"I also began to explore the dynamics that had been part of my family and which had shaped me thus far as a person. Essentially, I began facing some of my demons, which felt like a real breakthrough and which has helped me to heal and grow—even as I've gotten older. My mother was an alcoholic, and I began exploring how that had impacted my behaviors. A wonderful man named Earnie Larsen led seminars for Adult Children of Alcoholics, and my daughters have heard many of his words of wisdom over the years, such as, 'If nothing changes, nothing changes.' and 'Who's driving the bus?' [Ed. note: 'Tis true.] I also read many books on the subject. Two other books influenced me greatly: Richard Leider's The Power of Purpose and Albert Ellis's book A Guide to Rational Living."
#5: Explore a Sense of Purpose
After retiring from her job working in television a few years ago (in addition to all the above—badass, I know), my mom began to focus more on her passion for beauty—something she'd always loved but didn't have the time or capacity to explore. And of course, she's remained interested and fascinated by health and wellness.
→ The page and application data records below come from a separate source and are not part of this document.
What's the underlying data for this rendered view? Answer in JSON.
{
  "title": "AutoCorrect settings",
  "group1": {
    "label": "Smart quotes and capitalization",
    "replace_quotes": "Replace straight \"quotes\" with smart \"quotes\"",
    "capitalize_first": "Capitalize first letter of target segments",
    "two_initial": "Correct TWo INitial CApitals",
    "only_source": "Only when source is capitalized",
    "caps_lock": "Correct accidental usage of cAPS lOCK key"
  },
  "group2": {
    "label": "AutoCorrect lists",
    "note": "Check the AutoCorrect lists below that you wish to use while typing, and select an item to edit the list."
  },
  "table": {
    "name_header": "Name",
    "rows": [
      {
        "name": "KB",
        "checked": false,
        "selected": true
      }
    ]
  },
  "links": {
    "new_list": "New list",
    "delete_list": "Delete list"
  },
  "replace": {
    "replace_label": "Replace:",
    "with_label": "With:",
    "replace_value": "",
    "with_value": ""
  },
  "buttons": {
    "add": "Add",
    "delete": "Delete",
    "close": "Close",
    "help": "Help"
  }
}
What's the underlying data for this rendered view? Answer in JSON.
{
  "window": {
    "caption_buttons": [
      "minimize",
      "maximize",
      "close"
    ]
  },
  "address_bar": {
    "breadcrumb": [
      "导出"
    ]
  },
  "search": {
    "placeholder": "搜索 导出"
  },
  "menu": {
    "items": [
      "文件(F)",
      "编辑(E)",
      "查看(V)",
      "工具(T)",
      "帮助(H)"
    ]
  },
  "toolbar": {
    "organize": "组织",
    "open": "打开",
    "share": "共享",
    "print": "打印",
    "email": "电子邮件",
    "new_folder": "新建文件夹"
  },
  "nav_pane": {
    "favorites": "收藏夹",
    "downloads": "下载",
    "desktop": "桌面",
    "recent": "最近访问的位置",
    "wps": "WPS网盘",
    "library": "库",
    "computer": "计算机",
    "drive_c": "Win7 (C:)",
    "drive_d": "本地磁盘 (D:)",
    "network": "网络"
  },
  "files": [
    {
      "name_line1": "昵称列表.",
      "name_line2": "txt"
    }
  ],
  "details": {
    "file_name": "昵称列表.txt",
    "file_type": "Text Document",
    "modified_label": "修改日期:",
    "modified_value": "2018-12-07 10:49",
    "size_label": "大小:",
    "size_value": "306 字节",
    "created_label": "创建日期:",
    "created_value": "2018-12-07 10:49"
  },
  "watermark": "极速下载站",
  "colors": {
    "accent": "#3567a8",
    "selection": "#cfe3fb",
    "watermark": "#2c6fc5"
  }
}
She's started a truly inspiring second career as a makeup artist, specifically focusing on helping women 50 and older "to get their glow back." She even started her own business, Boomer and Beyond Beauty, and also writes monthly articles on makeup for baby-boomer women for Sixty + Me.
"Having a sense of purpose is crucial for me," she explains. "I am also fortunate to have the opportunity to host a monthly podcast for the Integrative Health and Education Department at a wonderful community college in Minneapolis. I get to research and select my guests, read their books, and interview some brilliant women and men on a variety of health and wellness topics—from the importance of feeling gratitude and forgiveness to yoga and stress management. To say it's rewarding would be an understatement."
#6: Be Strategic With Skin and Sun Care
My mom has the skin of a porcelain doll and, mind you, has never so much as even stepped into the office of a dermatologist or come within a foot's radius of a syringe. Instead, she attributes her poreless, barely wrinkled complexion to all the tips above and, of course, a really epic skincare routine—something she's honed over the last few years in addition to her longtime habit of staying out of the sun and applying copious amounts of sunscreen practically as a religion. (She also has quite the collection of very adorable hats.)
"I've honestly just done a lot of my own research," my mom laughs into the phone. "Moisturizer and sunscreen are key! For basics, I use a paraben-free cleanser both morning and night, and then a couple of times a week, I make sure to exfoliate with Tatcha's Rice Enzyme Powder ($65).
For hydration, I've been loving Clinique's Dramatically Different Hydrating Jelly ($33). For the fun stuff, I use products like SkinCeuticals C E Ferulic ($166), Timeless's CoQ10 Serum ($27), Matrixyl Synthe 6 ($27), and the No7 Lift & Luminate Triple Action Serum ($33).
Oh, and for nighttime only, I'll also use a retinol."